(Entries from a dataset of interfaces)
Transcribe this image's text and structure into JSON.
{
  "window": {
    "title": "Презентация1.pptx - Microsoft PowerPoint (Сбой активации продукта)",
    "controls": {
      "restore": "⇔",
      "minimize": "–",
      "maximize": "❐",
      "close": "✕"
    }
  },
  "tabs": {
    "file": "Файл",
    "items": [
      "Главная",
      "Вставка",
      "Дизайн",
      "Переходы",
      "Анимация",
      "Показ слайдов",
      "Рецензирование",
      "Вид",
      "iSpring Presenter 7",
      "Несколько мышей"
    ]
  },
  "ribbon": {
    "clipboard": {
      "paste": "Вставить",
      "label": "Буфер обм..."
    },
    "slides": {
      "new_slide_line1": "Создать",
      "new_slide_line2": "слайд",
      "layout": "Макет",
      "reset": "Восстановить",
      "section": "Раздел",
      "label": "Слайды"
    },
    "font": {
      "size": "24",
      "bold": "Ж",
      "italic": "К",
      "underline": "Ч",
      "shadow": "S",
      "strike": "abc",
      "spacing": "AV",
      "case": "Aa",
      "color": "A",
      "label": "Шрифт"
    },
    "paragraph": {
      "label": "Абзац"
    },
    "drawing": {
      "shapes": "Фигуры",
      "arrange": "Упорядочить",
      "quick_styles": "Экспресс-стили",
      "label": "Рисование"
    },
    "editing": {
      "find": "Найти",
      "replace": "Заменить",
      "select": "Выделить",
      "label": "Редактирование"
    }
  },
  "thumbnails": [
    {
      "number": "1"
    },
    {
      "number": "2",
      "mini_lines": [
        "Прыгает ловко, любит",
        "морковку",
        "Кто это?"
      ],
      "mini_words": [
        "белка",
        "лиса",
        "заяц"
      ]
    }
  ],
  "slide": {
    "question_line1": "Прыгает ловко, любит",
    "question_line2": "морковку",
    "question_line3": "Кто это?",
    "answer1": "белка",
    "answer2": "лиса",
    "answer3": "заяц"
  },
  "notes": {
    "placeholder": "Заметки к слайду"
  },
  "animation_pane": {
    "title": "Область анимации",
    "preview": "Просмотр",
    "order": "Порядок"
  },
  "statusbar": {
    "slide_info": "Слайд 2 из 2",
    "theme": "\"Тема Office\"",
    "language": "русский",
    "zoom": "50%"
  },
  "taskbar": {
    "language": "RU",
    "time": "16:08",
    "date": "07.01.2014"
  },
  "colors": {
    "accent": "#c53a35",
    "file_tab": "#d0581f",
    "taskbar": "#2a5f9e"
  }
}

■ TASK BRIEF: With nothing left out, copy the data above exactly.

■ RESULT OF THE EXERCISE:
Transcribe this image's text and structure into JSON.
{
  "window": {
    "title": "Презентация1.pptx - Microsoft PowerPoint (Сбой активации продукта)",
    "controls": {
      "restore": "⇔",
      "minimize": "–",
      "maximize": "❐",
      "close": "✕"
    }
  },
  "tabs": {
    "file": "Файл",
    "items": [
      "Главная",
      "Вставка",
      "Дизайн",
      "Переходы",
      "Анимация",
      "Показ слайдов",
      "Рецензирование",
      "Вид",
      "iSpring Presenter 7",
      "Несколько мышей"
    ]
  },
  "ribbon": {
    "clipboard": {
      "paste": "Вставить",
      "label": "Буфер обм..."
    },
    "slides": {
      "new_slide_line1": "Создать",
      "new_slide_line2": "слайд",
      "layout": "Макет",
      "reset": "Восстановить",
      "section": "Раздел",
      "label": "Слайды"
    },
    "font": {
      "size": "24",
      "bold": "Ж",
      "italic": "К",
      "underline": "Ч",
      "shadow": "S",
      "strike": "abc",
      "spacing": "AV",
      "case": "Aa",
      "color": "A",
      "label": "Шрифт"
    },
    "paragraph": {
      "label": "Абзац"
    },
    "drawing": {
      "shapes": "Фигуры",
      "arrange": "Упорядочить",
      "quick_styles": "Экспресс-стили",
      "label": "Рисование"
    },
    "editing": {
      "find": "Найти",
      "replace": "Заменить",
      "select": "Выделить",
      "label": "Редактирование"
    }
  },
  "thumbnails": [
    {
      "number": "1"
    },
    {
      "number": "2",
      "mini_lines": [
        "Прыгает ловко, любит",
        "морковку",
        "Кто это?"
      ],
      "mini_words": [
        "белка",
        "лиса",
        "заяц"
      ]
    }
  ],
  "slide": {
    "question_line1": "Прыгает ловко, любит",
    "question_line2": "морковку",
    "question_line3": "Кто это?",
    "answer1": "белка",
    "answer2": "лиса",
    "answer3": "заяц"
  },
  "notes": {
    "placeholder": "Заметки к слайду"
  },
  "animation_pane": {
    "title": "Область анимации",
    "preview": "Просмотр",
    "order": "Порядок"
  },
  "statusbar": {
    "slide_info": "Слайд 2 из 2",
    "theme": "\"Тема Office\"",
    "language": "русский",
    "zoom": "50%"
  },
  "taskbar": {
    "language": "RU",
    "time": "16:08",
    "date": "07.01.2014"
  },
  "colors": {
    "accent": "#c53a35",
    "file_tab": "#d0581f",
    "taskbar": "#2a5f9e"
  }
}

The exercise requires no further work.